Caritas is a mission, not a job. Nirmala Wijesinghe who runs a Caritas safe house in Beiruit is one of the many staff and volunteers around the world who illustrate this through their constant dedication and hard work.
Nirmala juggles the roles of cook, cleaner, organiser, counsellor and head of the Caritas house where women who have been trafficked and who have escaped employer abuse come to seek safety.
These migrant women are often referred to the safe house by the government, with whom Caritas works to support migrant workers to help them better understand and reclaim their rights – and to be in a safe, dignified place while doing so.
However, Nirmala’s mission to help these women is deeply personal. When she was just 24-years-old, she moved to Lebanon as an economic migrant from Sri Lanka, leaving her family behind for the promise of a better life. Once in Lebanon, she got a job as a domestic worker for a family in Beirut. However, one day, while Nirmala was at work, she fell. She was in a five-story building but otherwise has no memories of the incident, nor does she remember if it was an accident. All she can recall is that she woke up in a hospital bed without any idea who she was. Beyond suffering memory loss, she broke her back in two places and was paralyzed for a time from the waist down.
Many years have passed since that accident. And Nirmala now walks with a limp. But her energy and rigor have not allowed her injuries to define her. In the meantime, she was able to identify her family and learn the details of her past. Although she still doesn’t know the circumstances surrounding her fateful fall.
“I think my real journey began from that moment,” Nirmala explains. “I was told by doctors I wouldn’t walk again. But I told myself, ‘I can, and I will.’”
Although it wasn’t a straightforward path, she eventually found her way to the safe house and to Caritas through volunteer work. After a string of domestic jobs, Nirmala found herself out of work without legal paperwork to remain in the country, or the financial means to travel back to Sri Lanka.
“I went to the Sri Lankan embassy with my plight and they wrote the name of the Caritas Lebanon Migrant Center on a piece of paper,” Nirmala explains. “So I went there and they referred me to one of the migrant worker shelters.”

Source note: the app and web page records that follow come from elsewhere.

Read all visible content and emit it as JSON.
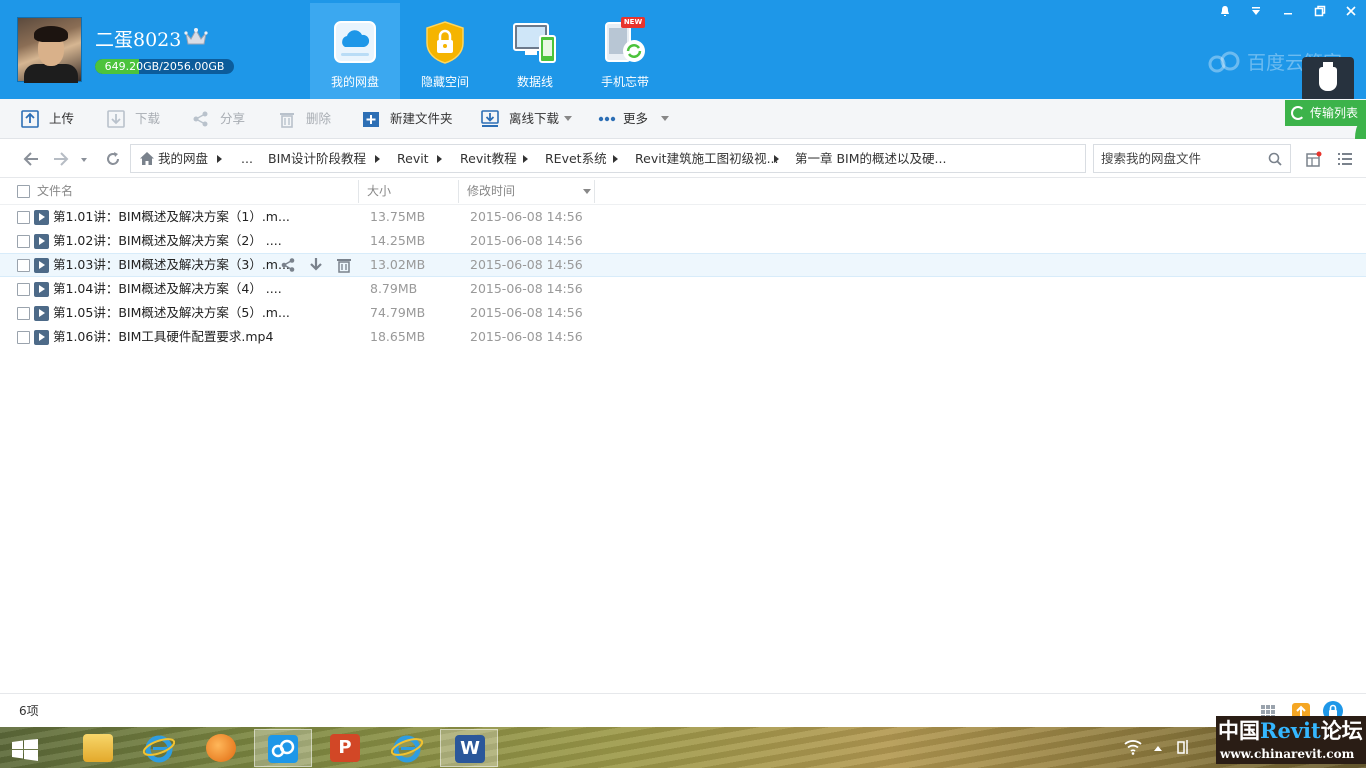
{
  "user": {
    "name": "二蛋8023",
    "quota_text": "649.20GB/2056.00GB",
    "quota_used_fraction": 0.316
  },
  "nav_tabs": [
    {
      "label": "我的网盘",
      "active": true
    },
    {
      "label": "隐藏空间",
      "active": false
    },
    {
      "label": "数据线",
      "active": false
    },
    {
      "label": "手机忘带",
      "active": false,
      "badge": "NEW"
    }
  ],
  "brand": "百度云管家",
  "toolbar": {
    "upload": "上传",
    "download": "下载",
    "share": "分享",
    "delete": "删除",
    "new_folder": "新建文件夹",
    "offline_download": "离线下载",
    "more": "更多",
    "transfer_list": "传输列表"
  },
  "breadcrumb": [
    "我的网盘",
    "...",
    "BIM设计阶段教程",
    "Revit",
    "Revit教程",
    "REvet系统",
    "Revit建筑施工图初级视...",
    "第一章 BIM的概述以及硬..."
  ],
  "search": {
    "placeholder": "搜索我的网盘文件"
  },
  "columns": {
    "name": "文件名",
    "size": "大小",
    "modified": "修改时间"
  },
  "files": [
    {
      "name": "第1.01讲：BIM概述及解决方案（1）.m...",
      "size": "13.75MB",
      "modified": "2015-06-08 14:56"
    },
    {
      "name": "第1.02讲：BIM概述及解决方案（2） ....",
      "size": "14.25MB",
      "modified": "2015-06-08 14:56"
    },
    {
      "name": "第1.03讲：BIM概述及解决方案（3）.m...",
      "size": "13.02MB",
      "modified": "2015-06-08 14:56"
    },
    {
      "name": "第1.04讲：BIM概述及解决方案（4） ....",
      "size": "8.79MB",
      "modified": "2015-06-08 14:56"
    },
    {
      "name": "第1.05讲：BIM概述及解决方案（5）.m...",
      "size": "74.79MB",
      "modified": "2015-06-08 14:56"
    },
    {
      "name": "第1.06讲：BIM工具硬件配置要求.mp4",
      "size": "18.65MB",
      "modified": "2015-06-08 14:56"
    }
  ],
  "status": {
    "count": "6项"
  },
  "watermark": {
    "line1_a": "中国",
    "line1_b": "Revit",
    "line1_c": "论坛",
    "line2": "www.chinarevit.com"
  },
  "colors": {
    "header": "#1e97e8",
    "active_tab": "#3ba8f0",
    "transfer_green": "#3cb34a",
    "quota_green": "#4cc33c"
  }
}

While being hosted at the shelter, she felt the need to give back and began to volunteer. What started as a volunteer opportunity soon turned into a full time job as a counsellor, and eventually she rose to become the head of the shelter.
For Nirmala, working with victims of human trafficking and employer abuse is rewarding and heartbreaking at the same time. She says she often takes in girls who show up with broken bones or psychological damage.
“There are so many cases, it’s a huge, huge task,” she says.
One particular case stands out. Nirmala remembers getting a call from a nearby hospital in the middle of the night about a girl with a broken back and broken arms. It turned out that the girl’s employer had crushed her arms with a hammer and locked her in a bathroom. To escape, the girl jumped off a first floor balcony.
“For two months I nursed her back to health,” Nirmala recalls. “I have maybe 100 of these stories.”
Yousra Taleb, senior project officer for Catholic Relief Services (CRS – a US member of the Caritas confederation) in Lebanon, works closely with Nirmala. She says that what makes Nirmala so effective is her ability to relate to the women she serves.
“It is really important for the migrant workers, especially the vulnerable women and girls, to find a person who speaks their language and who has been in their shoes,” Yousra says. “Nirmala brings a feeling of safety, and a motherly reassurance that everything is going to be alright.”
Nirmala has no plans to quit or to go home to her native Sri Lanka any time soon. In fact she says she’s more committed now than ever to the cause of helping abuse victims survive.
“To tell you the truth I find I have more energy now than I did when I started,” Nirmala remarks. “I am a walking miracle.”
“There is a reason I’m here,” Nirmala explains. “I never think of this as a job. I think of it as a mission.”